On occasion I’d like to share a little of the economical picture here in South Africa. Economics touches our lives directly in so many ways. Missionaries often need to stretch themselves to consider ideas they didn’t think came with the job. Questions of colonialism, capitalism, the reasons for poverty, and ways to escape poverty are often viewed through our biblical lens (or not thought about!), but nationals see things differently.
South Africa is a strike-crazy country. Since we arrived, we have witnessed several different strikes, from workers at a grocery store, to municipal workers spreading trash all over the nearest town instead of collecting it, to teachers’ and miners’ strikes. Last year strikes by miners became so incendiary that more than 30 miners were killed in the riots.
On one occasion at the nearest government university, students “striked,” or rather rioted, to raise their bursaries (scholarships) above 70% of their university costs. They weren’t getting enough financial help from their scholarships, apparently. The school offered scholarships to 90%, but the student leadership said that still wasn’t enough. Students defaced buildings, vandalized rooms, and even burned a building. Eventually they got what they were asking.
This past week, impersonal strikes became personal when the municipal workers of South Africa went on strike. The workers for the water system in our region, rather than simply quitting work, turned off the lines that supplied water for an entire large region. Several villages–hundreds of thousands of people became dependent on whatever private wells were in the area to supply their water.
Two and a half years ago, we purchased a tank to hold about 2,000 liters of water; but we were still dependent on the government supply lines to fill the tank with water. We did not hear the cause of the lack of water until halfway through the week and had not been conserving water the way we would have had we known. We immediately stopped any washing of laundry and began our old measures of conserving water.
Thankfully, our teammates 8 kilometers away have a private well, and they allowed us to wash some laundry there and tote jugs and containers of water back home. Also thankfully, the water came back on last night (Sunday)! The story goes that “a gang of boys” went around and turned on all the supply lines, but the strike is not yet over. So the water may yet be turned off again.
Meanwhile, while the water was on, I washed seven loads of laundry! Even though it was rainy, I washed clothes as quickly as the machine would run, and crossed the bridge of where to hang them to dry afterwards.
It was a stressful situation and is still worrisome. All week I would think of how to conserve water, when I could find a block of time to run over to my teammate’s house to wash clothes, which clothes should be washed first if I were limited, and which could wait. My toilet-training daughter would have an accident, and my patience would snap much more quickly than it would have had we had easy water access to clean with. My highchair-eating toddler threw his plate of food on the floor, and my temper went through the roof. The biggest source of stress was that no one knows how long the strike will last or when the water will be off or on.
It was a good exercise for me in trust in God’s sovereignty, patience during temptation, and cheerfulness while strained. It was also a good exercise yet again in thinking through the moral connections of economics.
The strikers “struck out” in the following three ways:
1. The workers displayed a spirit of entitlement in striking in the first place.

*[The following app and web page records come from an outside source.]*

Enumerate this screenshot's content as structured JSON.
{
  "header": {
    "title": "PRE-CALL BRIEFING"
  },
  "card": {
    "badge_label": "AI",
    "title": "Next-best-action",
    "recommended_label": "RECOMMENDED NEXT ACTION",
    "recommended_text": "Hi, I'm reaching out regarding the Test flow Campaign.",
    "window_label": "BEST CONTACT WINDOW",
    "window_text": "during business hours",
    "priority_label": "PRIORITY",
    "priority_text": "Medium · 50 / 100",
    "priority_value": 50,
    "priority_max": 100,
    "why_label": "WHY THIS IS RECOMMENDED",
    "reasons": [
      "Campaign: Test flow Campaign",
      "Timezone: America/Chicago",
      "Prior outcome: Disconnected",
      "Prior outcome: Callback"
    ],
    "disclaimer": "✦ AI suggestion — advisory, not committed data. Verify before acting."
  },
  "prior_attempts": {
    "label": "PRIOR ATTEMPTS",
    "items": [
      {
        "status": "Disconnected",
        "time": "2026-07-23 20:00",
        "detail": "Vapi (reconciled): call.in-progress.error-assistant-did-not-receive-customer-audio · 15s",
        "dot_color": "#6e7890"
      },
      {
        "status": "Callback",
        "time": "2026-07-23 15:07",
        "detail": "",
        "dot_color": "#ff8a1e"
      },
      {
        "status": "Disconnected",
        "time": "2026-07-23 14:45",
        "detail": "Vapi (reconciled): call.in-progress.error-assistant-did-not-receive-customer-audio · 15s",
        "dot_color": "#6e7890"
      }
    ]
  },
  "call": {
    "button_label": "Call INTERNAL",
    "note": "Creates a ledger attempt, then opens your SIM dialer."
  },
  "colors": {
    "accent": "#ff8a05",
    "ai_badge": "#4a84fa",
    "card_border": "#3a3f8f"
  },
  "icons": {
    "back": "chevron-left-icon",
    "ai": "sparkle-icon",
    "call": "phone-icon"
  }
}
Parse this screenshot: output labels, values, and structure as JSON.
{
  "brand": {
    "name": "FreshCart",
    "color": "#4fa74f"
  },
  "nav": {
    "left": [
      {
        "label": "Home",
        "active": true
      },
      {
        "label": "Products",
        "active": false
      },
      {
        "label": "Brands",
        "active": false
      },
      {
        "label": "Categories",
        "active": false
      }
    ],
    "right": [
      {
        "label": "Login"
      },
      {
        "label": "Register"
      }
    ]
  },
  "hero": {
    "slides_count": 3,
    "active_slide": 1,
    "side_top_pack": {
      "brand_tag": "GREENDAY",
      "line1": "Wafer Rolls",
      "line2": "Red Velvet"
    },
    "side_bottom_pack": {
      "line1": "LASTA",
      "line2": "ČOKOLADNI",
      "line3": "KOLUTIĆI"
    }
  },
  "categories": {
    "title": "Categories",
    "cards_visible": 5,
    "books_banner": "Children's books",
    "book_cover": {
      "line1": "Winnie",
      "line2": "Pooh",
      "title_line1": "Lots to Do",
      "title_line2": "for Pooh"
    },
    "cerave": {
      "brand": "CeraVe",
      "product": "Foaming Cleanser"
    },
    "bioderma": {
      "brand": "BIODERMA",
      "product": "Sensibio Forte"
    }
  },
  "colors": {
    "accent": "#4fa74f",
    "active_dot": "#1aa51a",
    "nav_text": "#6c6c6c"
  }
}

Don’t they realize that they and everyone else will soon be paying for it as well, as prices go up all over the place to compensate for their raised wages? Do they not see that if wages go up for them, the unemployment rate will not decrease? Who can hire more workers if each worker is paid more?
A spirit of entitlement is all over–not just here in strike-crazy Africa. It’s also in America and the lack of personal responsibility; it’s in Greece and all the other countries which, while sinking in debt, cannot raise the age of retirement benefits to 65 instead of 62 or whatever the ages in debate are. A Christian worldview encourages hard work and personal responsibility.
2. Further, the municipal strikers displayed selfishness in going beyond a simple strike to deprivation of life’s most basic necessity for thousands of people. Rather than handling their fight themselves, they’re hoping to cause a riot or riots from the common people so that their benefits or wages increase. A Christian worldview encourages compassion towards others and placing others before self.
3. Finally, this strike and the numerous other strikes in Africa display a common impatience and get-rich-quick spirit. Rather than accumulating wealth the way most other wealthy people did–through generations of hard work, good management, and frugality; they want it now.
That’s why the prosperity gospel is the most popular religion over here. I want it now! I deserve it now! Why should you have something I can’t have? (Doesn’t it sound rather like toddlers only with much bigger stakes?) Jesus give you that? I’ll take Him then! A Christian worldview encourages putting our treasure in heaven, not on earth. It discourages the love of money, and at the same time encourages the work ethic that produces wealth.
Once again, Seth and I have had a vivid illustration of how much Christianity could change the world. The problem is sin. The solution is the Living Water.